"Here everybody tries to get around every barricade or control you try to set up," he said. "People run up through the woods and try to sneak around us -- anything they can do to get by. They are just pounding and pushing to get that rope down and get past us."
And often the movement starts before Tiger's playing partners -- for the past two days, England's Ross Fisher and Thailand's Thongchai Jaidee -- even have a chance to finish. Once Tiger's done, everyone murmurs and moves.
Spectator Yan Mingchuan, who flew three hours from Chongqing, in central China, for the event, said many fans got their tickets for free, as he did.
"So, they don't really know anything about golf," said Yan, who started playing the game a year ago. "Look, Fisher is also a very good player. Look at how good that putt was, but not many people care or pay attention."
But even Yan, wearing a maroon Tiger Woods baseball cap, couldn't resist getting his photo taken at the event many are calling "Asia's major." He repeatedly asked this reporter to take his photo while Tiger putted in the background.
"I know I should not take pictures and use phones," Yan said, "but it's common -- he's a superstar. Lots of people are taking pictures. I think it's the same everywhere around the world."
Just then, two women instructed to stand still ignored the marshals and kept on walking. A short Chinese man in a yellow windbreaker shook his head and said, "They don't know anything. They don't understand the game. And they don't listen. But what can you do?"
Then he raced off, shouting back, "Sorry, I have to go to wait at Tiger's next hole!"
Meanwhile, 36-hole co-leader Nick Watney played in relative anonymity Friday. His gallery maxed out at around 200.
"I wasn't distracted too bad at any one point," Watney said after shooting a 2-under 70. "It was just kind of -- there's been a few camera clicks, but for the most part, I feel like once I kind of get going into a shot that I don't hear a lot."
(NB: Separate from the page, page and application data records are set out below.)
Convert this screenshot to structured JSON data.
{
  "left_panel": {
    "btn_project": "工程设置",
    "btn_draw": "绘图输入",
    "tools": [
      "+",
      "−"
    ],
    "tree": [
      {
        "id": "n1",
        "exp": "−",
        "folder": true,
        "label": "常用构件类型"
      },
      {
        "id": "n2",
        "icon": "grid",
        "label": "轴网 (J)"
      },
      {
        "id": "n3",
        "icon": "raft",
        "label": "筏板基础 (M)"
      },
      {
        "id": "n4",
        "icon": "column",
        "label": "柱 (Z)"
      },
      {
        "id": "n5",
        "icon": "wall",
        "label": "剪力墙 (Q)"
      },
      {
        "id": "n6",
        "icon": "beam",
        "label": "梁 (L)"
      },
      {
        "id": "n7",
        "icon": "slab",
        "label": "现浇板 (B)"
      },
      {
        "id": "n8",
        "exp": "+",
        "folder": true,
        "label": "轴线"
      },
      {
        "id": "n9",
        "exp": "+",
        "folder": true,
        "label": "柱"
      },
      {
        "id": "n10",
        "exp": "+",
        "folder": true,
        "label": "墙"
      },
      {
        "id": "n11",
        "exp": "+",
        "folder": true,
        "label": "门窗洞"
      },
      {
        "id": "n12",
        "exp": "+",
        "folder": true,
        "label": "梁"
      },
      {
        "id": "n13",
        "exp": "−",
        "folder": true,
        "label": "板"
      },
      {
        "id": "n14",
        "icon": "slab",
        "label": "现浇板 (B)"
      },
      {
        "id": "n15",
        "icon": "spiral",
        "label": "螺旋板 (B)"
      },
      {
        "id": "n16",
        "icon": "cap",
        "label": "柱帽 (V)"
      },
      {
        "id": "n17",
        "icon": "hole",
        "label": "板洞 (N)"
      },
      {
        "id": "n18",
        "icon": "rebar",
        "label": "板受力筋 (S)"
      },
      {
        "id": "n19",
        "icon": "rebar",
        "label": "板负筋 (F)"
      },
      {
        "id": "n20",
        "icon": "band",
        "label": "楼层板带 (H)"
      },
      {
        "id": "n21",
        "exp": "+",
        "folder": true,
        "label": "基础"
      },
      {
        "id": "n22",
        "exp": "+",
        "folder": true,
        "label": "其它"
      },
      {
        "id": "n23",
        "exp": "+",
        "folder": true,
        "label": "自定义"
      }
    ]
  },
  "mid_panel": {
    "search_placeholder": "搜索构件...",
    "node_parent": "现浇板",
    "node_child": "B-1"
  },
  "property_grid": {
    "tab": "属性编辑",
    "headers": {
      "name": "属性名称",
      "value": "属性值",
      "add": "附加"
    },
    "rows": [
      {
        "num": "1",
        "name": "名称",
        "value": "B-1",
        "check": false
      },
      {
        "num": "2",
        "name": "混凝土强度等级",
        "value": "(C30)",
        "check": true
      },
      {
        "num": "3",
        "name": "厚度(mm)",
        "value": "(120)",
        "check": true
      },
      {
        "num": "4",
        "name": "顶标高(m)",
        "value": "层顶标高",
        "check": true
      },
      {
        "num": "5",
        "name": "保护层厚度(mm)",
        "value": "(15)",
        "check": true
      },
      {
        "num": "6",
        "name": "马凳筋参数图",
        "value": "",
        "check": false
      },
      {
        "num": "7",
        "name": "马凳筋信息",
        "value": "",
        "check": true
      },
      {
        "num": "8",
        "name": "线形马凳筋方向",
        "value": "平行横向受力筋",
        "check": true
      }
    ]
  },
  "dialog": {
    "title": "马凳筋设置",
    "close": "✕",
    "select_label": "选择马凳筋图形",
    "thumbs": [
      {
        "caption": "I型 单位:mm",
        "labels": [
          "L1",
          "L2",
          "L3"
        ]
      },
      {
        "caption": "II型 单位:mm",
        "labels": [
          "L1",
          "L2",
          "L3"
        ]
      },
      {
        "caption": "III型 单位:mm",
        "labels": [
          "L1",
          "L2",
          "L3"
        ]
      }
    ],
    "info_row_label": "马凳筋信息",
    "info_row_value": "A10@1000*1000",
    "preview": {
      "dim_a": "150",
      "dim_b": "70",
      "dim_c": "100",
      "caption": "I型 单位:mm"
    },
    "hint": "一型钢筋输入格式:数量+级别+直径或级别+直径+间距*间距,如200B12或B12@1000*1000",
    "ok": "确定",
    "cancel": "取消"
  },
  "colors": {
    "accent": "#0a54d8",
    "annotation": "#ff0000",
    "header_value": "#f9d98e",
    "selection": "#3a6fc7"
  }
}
We'll see what he says tomorrow after playing a round with Tiger.
Dan Washburn is a Shanghai-based writer. Visit him online at http://danwashburn.com. Alice Liu contributed to this report.